* Exercise aim:
Please state the number of lines in the entries below where the word "this" appears. Include nothing else.

* The data:
########

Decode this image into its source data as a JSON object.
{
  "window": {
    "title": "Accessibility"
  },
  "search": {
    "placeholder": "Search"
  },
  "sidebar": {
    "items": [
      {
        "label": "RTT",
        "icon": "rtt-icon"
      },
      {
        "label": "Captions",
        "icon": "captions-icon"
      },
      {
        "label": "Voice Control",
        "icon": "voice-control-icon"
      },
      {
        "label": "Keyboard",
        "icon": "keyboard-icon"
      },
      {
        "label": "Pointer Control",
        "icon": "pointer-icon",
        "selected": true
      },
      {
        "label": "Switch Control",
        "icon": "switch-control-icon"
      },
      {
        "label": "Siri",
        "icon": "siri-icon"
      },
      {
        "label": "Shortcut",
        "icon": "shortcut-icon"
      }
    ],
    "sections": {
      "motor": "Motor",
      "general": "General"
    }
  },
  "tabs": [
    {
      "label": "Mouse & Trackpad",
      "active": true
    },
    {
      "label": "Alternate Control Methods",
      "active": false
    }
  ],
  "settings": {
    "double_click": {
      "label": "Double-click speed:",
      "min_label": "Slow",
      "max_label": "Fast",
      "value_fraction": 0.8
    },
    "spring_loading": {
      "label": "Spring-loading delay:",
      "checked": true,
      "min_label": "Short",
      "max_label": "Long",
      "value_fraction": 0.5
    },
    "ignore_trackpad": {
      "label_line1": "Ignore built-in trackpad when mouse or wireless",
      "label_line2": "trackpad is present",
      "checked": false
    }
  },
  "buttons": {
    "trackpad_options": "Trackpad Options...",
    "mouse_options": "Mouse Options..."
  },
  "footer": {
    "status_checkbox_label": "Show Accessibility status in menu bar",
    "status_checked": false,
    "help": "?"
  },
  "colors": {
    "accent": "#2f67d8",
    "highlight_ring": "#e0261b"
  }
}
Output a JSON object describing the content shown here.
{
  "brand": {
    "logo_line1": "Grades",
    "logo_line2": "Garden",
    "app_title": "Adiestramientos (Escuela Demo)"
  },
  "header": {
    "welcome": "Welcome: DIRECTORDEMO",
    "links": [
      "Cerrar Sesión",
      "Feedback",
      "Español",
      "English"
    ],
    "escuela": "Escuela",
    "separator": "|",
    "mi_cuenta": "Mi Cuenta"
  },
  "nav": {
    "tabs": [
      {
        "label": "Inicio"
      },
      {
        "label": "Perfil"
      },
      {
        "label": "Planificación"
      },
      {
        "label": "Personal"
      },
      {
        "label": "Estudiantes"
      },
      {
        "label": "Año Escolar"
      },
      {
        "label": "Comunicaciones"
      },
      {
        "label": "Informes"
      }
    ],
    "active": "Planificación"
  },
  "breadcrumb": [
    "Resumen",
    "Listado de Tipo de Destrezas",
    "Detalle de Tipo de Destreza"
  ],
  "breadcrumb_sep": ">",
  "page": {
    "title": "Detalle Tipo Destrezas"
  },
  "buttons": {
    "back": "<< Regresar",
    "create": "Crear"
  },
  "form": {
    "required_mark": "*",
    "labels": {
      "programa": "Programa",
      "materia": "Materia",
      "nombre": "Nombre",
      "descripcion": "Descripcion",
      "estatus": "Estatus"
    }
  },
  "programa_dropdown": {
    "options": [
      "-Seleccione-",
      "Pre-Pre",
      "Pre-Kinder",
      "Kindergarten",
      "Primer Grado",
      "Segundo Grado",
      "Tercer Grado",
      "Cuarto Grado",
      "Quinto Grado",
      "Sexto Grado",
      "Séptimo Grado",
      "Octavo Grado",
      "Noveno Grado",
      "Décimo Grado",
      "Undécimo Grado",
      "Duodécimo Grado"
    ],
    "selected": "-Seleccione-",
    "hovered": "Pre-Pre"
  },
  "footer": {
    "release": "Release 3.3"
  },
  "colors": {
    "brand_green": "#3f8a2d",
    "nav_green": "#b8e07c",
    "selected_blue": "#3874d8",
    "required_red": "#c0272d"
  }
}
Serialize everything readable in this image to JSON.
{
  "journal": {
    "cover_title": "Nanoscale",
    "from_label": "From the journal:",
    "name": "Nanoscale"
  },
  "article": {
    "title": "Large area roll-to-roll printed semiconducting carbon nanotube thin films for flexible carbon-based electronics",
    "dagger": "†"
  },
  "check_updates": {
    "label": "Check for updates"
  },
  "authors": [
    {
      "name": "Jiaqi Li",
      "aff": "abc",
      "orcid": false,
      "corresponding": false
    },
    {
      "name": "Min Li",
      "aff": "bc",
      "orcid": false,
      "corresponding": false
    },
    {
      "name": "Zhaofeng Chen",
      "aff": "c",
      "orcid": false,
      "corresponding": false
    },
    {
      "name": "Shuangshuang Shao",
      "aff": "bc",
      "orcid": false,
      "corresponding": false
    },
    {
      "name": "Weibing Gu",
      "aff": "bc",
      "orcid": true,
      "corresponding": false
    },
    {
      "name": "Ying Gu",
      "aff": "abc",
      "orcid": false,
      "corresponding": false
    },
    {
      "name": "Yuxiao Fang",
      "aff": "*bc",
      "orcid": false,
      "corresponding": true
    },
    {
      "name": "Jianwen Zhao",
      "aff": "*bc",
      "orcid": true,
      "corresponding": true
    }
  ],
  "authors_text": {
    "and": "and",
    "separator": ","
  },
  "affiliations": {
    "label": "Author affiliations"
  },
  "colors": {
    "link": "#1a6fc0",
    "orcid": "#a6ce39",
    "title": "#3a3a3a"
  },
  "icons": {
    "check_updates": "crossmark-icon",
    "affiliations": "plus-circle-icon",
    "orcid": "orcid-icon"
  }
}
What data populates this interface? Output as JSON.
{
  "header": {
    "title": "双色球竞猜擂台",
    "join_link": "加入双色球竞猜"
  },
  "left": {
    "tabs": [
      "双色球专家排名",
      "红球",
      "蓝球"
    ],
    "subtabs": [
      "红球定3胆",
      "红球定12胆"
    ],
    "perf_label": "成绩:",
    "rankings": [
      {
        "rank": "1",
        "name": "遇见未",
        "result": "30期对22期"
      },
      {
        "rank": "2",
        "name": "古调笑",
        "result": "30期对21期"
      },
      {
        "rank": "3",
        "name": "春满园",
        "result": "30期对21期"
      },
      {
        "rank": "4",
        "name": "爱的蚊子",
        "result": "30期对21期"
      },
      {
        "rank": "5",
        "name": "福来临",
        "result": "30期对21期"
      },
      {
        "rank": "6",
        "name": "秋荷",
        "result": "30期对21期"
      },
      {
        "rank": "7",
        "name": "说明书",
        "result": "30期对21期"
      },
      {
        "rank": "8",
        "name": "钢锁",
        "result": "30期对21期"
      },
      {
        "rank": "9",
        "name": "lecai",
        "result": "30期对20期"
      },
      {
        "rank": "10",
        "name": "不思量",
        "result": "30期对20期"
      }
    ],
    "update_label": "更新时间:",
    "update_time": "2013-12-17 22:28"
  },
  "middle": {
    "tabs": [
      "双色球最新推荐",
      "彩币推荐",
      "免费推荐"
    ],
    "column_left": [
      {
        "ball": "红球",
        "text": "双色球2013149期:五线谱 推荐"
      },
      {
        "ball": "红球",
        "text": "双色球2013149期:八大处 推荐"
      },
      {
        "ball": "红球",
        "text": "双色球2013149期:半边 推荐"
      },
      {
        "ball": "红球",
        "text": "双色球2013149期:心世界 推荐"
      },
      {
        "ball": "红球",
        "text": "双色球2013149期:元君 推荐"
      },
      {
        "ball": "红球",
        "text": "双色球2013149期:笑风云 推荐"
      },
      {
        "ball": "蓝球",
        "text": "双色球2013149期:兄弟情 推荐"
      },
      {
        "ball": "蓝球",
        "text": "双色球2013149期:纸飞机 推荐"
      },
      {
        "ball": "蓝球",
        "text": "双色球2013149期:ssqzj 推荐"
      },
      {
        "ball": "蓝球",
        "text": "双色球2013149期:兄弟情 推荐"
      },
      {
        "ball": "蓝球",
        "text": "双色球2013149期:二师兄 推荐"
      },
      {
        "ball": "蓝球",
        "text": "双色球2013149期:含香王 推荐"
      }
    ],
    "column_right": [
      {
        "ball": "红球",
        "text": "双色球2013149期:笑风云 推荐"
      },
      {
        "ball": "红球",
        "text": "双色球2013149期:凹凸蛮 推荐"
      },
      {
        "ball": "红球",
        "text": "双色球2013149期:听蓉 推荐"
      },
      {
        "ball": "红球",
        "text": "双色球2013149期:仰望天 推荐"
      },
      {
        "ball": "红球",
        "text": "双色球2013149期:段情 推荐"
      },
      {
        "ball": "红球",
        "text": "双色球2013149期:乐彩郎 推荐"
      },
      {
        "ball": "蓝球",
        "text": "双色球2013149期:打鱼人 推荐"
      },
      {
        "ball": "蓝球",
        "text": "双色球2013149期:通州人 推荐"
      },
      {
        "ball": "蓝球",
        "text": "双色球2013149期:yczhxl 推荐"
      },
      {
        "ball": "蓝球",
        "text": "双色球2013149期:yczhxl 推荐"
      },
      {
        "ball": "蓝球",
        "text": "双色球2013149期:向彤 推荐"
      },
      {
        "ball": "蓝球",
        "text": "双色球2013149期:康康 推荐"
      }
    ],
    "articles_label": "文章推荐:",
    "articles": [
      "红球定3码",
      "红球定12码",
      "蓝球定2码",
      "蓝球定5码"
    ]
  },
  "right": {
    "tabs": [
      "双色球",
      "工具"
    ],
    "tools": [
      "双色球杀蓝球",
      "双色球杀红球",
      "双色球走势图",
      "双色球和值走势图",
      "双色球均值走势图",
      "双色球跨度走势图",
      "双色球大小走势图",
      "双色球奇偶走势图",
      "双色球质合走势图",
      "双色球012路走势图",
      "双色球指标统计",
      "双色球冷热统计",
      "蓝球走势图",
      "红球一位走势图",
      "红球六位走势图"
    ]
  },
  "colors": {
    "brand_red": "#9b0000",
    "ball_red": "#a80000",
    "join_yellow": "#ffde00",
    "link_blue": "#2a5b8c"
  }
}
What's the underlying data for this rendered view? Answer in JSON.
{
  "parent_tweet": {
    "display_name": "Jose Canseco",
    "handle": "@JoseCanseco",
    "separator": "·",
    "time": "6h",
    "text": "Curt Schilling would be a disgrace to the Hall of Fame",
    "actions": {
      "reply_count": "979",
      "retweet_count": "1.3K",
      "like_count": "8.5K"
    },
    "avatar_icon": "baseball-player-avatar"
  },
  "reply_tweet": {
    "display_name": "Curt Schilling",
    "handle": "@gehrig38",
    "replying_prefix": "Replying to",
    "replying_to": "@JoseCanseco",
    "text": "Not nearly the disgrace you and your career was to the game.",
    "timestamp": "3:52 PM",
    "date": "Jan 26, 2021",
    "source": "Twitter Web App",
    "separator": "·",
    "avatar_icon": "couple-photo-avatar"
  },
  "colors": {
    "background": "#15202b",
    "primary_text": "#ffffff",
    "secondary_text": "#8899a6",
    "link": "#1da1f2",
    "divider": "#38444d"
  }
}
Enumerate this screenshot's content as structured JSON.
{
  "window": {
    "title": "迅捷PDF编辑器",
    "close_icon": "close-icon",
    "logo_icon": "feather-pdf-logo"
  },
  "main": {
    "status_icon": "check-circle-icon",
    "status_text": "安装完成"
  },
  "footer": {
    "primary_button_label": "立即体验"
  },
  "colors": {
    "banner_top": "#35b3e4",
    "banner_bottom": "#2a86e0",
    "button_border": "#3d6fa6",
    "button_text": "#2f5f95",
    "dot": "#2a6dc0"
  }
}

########

* Written answer:
5